Determining the origins of the equipment is likely to be part of a larger regional effort to try and identify and neutralize trans-national sources of support for the Taliban. In announcing his new administration’s overarching strategy for improving security in Afghanistan and South Asia, U.S. President Donald Trump highlighted the long-standing issue of the terrorists being able to operate with apparent impunity in Pakistan.
“No, I haven’t seen any change yet in their behavior,” U.S. Army General John Nicholson, who commands all American and coalition troops in Afghanistan, told reporters earlier in November 2017 after a meeting of senior defense officials from NATO member states in Brussels, Belgium. “The United States has been very clear about the direction we want to go and we hope to see some change in the coming weeks and months.”
The United States has been hoping to pressure the Pakistani government to do more on this issue, but it not clear if they are either willing or able to do more to challenge militant groups in their semi-autonomous northwestern tribal regions. Clearing up whether there is an actual link between Russia and the Taliban would also give U.S. officials different leverage to try and upend any active coordination between the group and the Kremlin.
In the meantime, though, the Taliban are increasingly using night vision equipment and despite more than 16 years of American support, it’s just as clear that Afghan units often lack any similar capability. The United States and its allies will have to figure out a solution that they can implement now or run a growing risk of losing ownership of the night to the insurgents.
A competitive Saturday qualifying round at Interlagos saw one half of the Mercedes F1 duo triumph while the other crashed out early in Q1. Valtteri Bottas leads the field going into Sunday’s Brazilian Grand Prix as he will start in P1 with Ferrari’s Vettel rounding out the front row.

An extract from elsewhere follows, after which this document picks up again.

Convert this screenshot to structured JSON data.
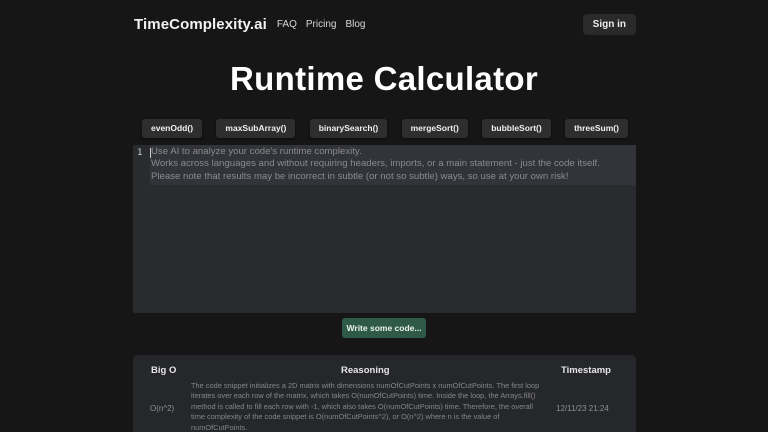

However, fellow Silver Arrow driver and Formula 1 champion Lewis Hamilton suffered an unusual crash in the first stage of quali, forcing him to start from the back of the grid at tomorrow’s race.
Bottas’ final time of 1:08.322 was just enough to place him ahead of Vettel’s 1:08.360, but in the end, it was the young Finnish driver who had the trump card. As a result, Bottas claimed his third pole position of his career—the first in Brazil. Vettel will sit next to him on the starting line with his Ferrari teammate Kimi Raikkonen in third position.
After Q3, Bottas told reporters “I feel good. Still a bit shaky, it’s a good feeling. It was so close between Sebastian in the qualifying, so got a good lap in the end. It’s really good to start on the pole here, we have a good car, it’s going to be a close race still with Ferrari.”
Vettel then added, “I think I chickened out a bit on the brakes on the last lap into Turn 1.” That seemingly minor mistake was enough to knock him down a spot on the grid, and he will have 71 laps tomorrow to make it up.
Red Bull’s Max Verstappen will complete the second row with Raikkonen as he achieved a best time of 1:08.925. The Dutchman has expressed his optimism about Sunday’s event throughout the week as he finished on the podium here last season as well as claiming the fastest lap in 2016. Verstappen claimed to have issues during Q1, saying “There is definitely something not right with my engine.”
Daniel Ricciardo fell just short of his teammate in qualifying, though a slew of engine changes will earn him penalties, likely knocking him towards the back of the field. Sergio Perez came in closely behind and was then followed by McLaren’s Fernando Alonso.
The Renault tandem of Nico Hulkenberg and Carlos Sainz claimed eighth and ninth fastest of the day with Williams’ Felipe Massa finishing tenth in his final Brazilian GP qualifying round.
This is the first time that Lewis Hamiton has exited qualifying in Q1 since Belgium in 2016. He currently holds the record for most pole positions in F1 history with 72.